● **Directions**
Copy all lines of the listing that include the string "with".
□ □ □
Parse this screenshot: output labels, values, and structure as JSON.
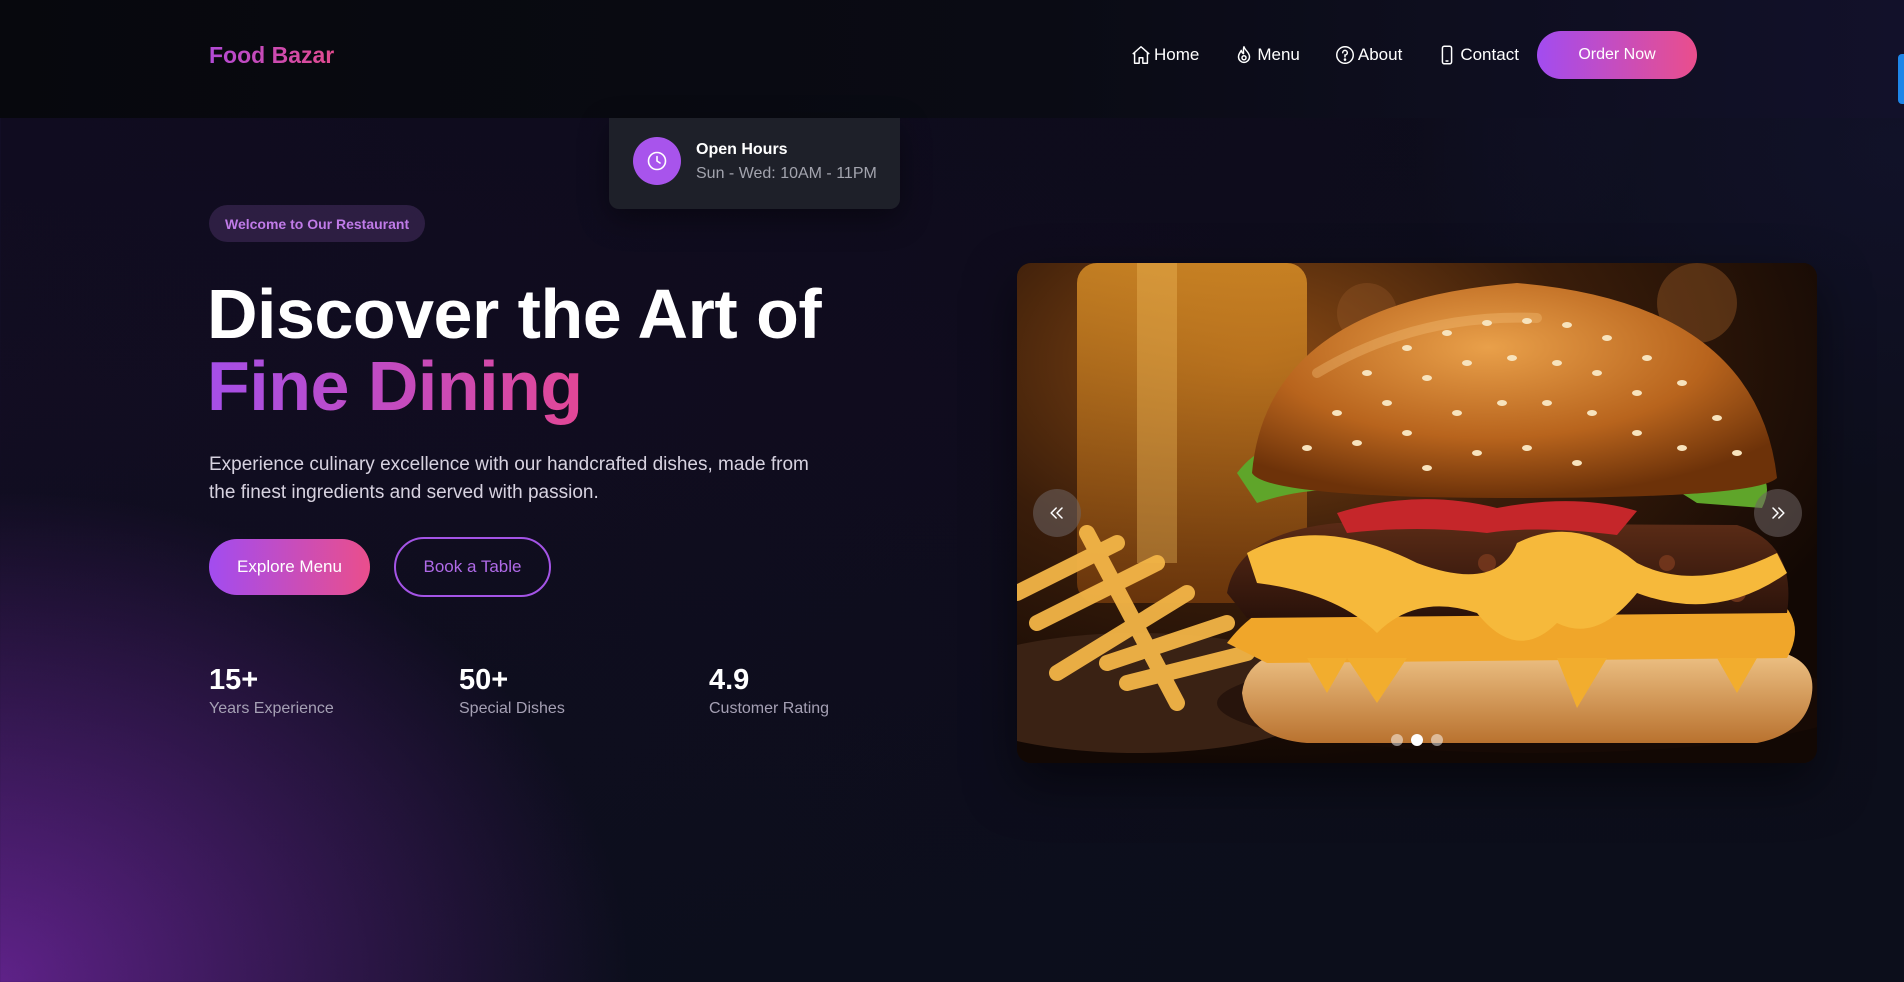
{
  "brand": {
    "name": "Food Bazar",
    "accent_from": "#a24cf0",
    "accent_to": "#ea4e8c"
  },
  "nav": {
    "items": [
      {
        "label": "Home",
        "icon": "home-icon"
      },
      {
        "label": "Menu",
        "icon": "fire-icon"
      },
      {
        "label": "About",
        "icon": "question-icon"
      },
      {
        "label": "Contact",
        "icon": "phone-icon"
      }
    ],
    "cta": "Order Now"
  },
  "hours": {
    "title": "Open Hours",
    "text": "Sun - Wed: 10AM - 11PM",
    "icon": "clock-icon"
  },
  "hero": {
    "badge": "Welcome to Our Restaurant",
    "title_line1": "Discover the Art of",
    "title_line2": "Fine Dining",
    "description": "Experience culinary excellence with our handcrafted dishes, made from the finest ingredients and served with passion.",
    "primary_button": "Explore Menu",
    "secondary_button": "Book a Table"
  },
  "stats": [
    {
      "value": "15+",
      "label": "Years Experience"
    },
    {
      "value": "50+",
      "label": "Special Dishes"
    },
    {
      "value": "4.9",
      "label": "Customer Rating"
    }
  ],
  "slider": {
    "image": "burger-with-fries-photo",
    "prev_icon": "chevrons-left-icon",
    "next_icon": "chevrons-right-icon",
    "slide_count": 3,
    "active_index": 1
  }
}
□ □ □
● **Your solution**
    "description": "Experience culinary excellence with our handcrafted dishes, made from the finest ingredients and served with passion.",
    "image": "burger-with-fries-photo",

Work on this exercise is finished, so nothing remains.